So a great night at the Crucible has left us with eight men left standing in the Betfred.com World Championship.
I'm sure you all saw the drama unfold last night so let's press on with the quarter-finals, every one of which has the potential to be a classic...
GRAEME DOTT V JUDD TRUMP
Dott once again demonstrated his fearlessness under pressure in putting away Ali Carter while Trump played his entertaining attacking game to great effect against Martin Gould.
Trump has the advantage of being young and therefore having no Crucible war wounds, no mental scars that will cause doubts to creep in.
He is enjoying himself - palpably - and will doubtless continue in the same vein today.
But Dott is a Crucible form horse; a former champion whose game suits these long matches where psychology can be just as important as form.
That experience may well prove to be the vital ingredient over their three sessions.
MARK SELBY V DING JUNHUI
"If you keep playing like that you'll win it," said Stephen Hendry to Mark Selby after he was beaten 13-4 by the Leicester Jester.
Selby certainly played superbly, scoring heavily and making the most of virtually every chance. His advantage over Ding is that the Chinese expended considerable mental energy last night in fighting back against Stuart Bingham.
But Ding has cleared a little Crucible hurdle by reaching the quarter-finals for the first time in his career and, while he may not relax as such, he has at least proved he can handle the pressure in Sheffield.
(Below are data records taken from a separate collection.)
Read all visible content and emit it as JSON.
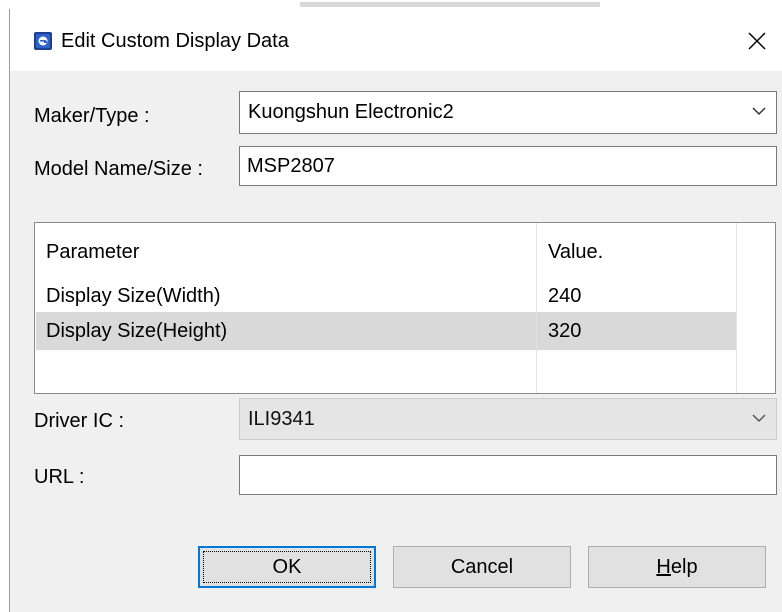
{
  "dialog": {
    "title": "Edit Custom Display Data",
    "icon": "app-icon",
    "close": "close-icon"
  },
  "form": {
    "maker_label": "Maker/Type :",
    "maker_value": "Kuongshun Electronic2",
    "model_label": "Model Name/Size :",
    "model_value": "MSP2807",
    "driver_label": "Driver IC :",
    "driver_value": "ILI9341",
    "url_label": "URL :",
    "url_value": ""
  },
  "grid": {
    "headers": [
      "Parameter",
      "Value."
    ],
    "rows": [
      {
        "parameter": "Display Size(Width)",
        "value": "240"
      },
      {
        "parameter": "Display Size(Height)",
        "value": "320"
      }
    ],
    "selected_row": 1
  },
  "buttons": {
    "ok": "OK",
    "cancel": "Cancel",
    "help_first": "H",
    "help_rest": "elp"
  },
  "colors": {
    "dialog_bg": "#f0f0f0",
    "selection": "#d9d9d9",
    "default_button_border": "#0078d7"
  }
}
Selby has not won a major title this season but is clearly cueing beautifully. The real key to this match will be how Ding responds to his late night drama. He needs to punish any Selby mistakes.
MARK WILLIAMS V MARK ALLEN
It seems an age since these two won their respective second round matches. Williams has coasted through so far while Allen has had to survive two deciders.
Williams remains a joy to watch when in full flow. He makes the game look ridiculously easy, as if it's no effort, but of course the effort has been put in throughout the season and he has played some great stuff all year.
Allen is a fighter but he surely can't afford to go too far behind to Williams. The Northern Irishman needs to play his best stuff from the start, try and treat each session as a separate match. His intensity and will to win are among his best assets and he has to use them.
Williams needs to be put under pressure, otherwise he will surely continue his canter towards the final.
JOHN HIGGINS V RONNIE O'SULLIVAN
What is there left to say about these two? They first played at the Crucible 15 years ago, met in the final ten years ago and are still each capable of brilliance.
For Higgins, the second round was a chore. He got weighed down by Rory McLeod but it'll be a different match against O'Sullivan, who stuttered a little before putting away Shaun Murphy.
O'Sullivan's mood in Sheffield has been good and his discipline has been strong. He has treated the game with the respect it deserves and got the reward.
There are few players he respects as much as Higgins and the feeling is mutual. What a match this could be.
In close, O'Sullivan looks as good as ever but his long game isn't quite firing on all cylinders and this may be a factor.
Higgins's all round game is terrific and he clearly has the stomach for the fight but he hasn't yet played the sort of world beating snooker that suggests he is going to steamroller anyone.
Higgins has won their last couple of meetings and, on form this season, should be the slight favourite but when players of this quality clash the formbook goes out of the window. It's the sort of match where you could see them both raising their games.